January 3, 2020 - A consolidated complaint was filed.
May 22, 2019 - An investor in shares of PriceSmart, Inc. (NASDAQ: PSMT) filed a lawsuit in the U.S. District Court for the Southern District of California over alleged violations of Federal Securities Laws by PriceSmart, Inc. in connection with certain allegedly false and misleading statements made between October 26, 2017 and October 25, 2018.
San Diego, CA PriceSmart, Inc. owns and operates U.S. style membership shopping warehouse clubs in Central America, the Caribbean, and Colombia. PriceSmart, Inc. reported that its Total Revenue rose from over $2.99 billion for the 12 months period that ended on August 31, 2017 to over $3.16 billion for the 12 months period that ended on August 31, 2018 and that its Net INcome over those respective time periods declined from $90.72 million to $74.32 million.
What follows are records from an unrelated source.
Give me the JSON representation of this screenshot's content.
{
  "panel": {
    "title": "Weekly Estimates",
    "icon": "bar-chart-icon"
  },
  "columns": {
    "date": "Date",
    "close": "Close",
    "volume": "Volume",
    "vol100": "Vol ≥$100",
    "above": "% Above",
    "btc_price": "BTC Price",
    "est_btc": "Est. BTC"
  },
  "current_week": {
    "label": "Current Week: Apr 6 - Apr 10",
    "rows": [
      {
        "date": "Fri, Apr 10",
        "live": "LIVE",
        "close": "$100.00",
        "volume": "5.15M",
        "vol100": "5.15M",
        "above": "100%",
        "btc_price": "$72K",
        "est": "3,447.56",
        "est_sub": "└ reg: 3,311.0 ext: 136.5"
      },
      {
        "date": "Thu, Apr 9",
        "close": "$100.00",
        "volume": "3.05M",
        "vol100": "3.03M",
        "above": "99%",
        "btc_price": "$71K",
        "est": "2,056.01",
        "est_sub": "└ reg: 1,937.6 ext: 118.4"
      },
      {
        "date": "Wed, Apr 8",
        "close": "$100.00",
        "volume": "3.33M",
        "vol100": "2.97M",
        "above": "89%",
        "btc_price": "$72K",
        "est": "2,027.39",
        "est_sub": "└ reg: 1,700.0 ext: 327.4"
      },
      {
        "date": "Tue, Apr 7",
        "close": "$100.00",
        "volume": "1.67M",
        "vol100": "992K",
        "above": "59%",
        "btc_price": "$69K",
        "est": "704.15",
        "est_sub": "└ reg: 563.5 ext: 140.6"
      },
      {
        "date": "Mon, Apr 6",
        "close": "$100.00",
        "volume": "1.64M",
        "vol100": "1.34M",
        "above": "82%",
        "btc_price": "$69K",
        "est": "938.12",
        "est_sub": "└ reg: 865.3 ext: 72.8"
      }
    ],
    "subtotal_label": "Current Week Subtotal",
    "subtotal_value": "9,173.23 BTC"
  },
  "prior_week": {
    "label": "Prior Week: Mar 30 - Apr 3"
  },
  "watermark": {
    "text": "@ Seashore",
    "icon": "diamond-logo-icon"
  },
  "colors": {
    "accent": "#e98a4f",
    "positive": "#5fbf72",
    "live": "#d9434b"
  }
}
On October 25, 2018, PriceSmart, Inc. filed a Form with the Securities and Exchange Commission disclosing non-reliance on previously issued financial statements, citing discovery of “balance sheet misclassification.” According to the form, the Audit Committee met on October 24, 2018 and determined that, as a result of the misclassification, certain financial statements would need to be restated; in addition, PriceSmart also “expects to include in its Form 10-K a conclusion that there was a material weakness in internal controls over financial accounting related to this misclassification.”
According to the complaint the plaintiff alleges on behalf of purchasers of PriceSmart, Inc. (NASDAQ: PSMT) common shares between October 26, 2017 and October 25, 2018, that the defendants violated Federal Securities Laws. More specifically, the plaintiff claims that between October 26, 2017 and October 25, 2018, the Defendants failed to disclose to investors that the Company’s omni-channel business strategy had failed to reach key operating goals, that the Company’s South America distribution strategy had failed to realize key cost saving goals, that the Company had invested Trinidad and Tobago dollars into certificates of deposits with financial institutions, that these investments had been improperly classified as cash and cash equivalents; that the relevant corrections would materially impact financial statements; that there was a material weakness in the Company’s internal controls over financial reporting; that increasing competition negatively impacted the Company’s revenue and profitability, and that, as a result of the foregoing, Defendants’ positive statements about the Company’s business, operations, and prospects were materially misleading and/or lacked a reasonable basis.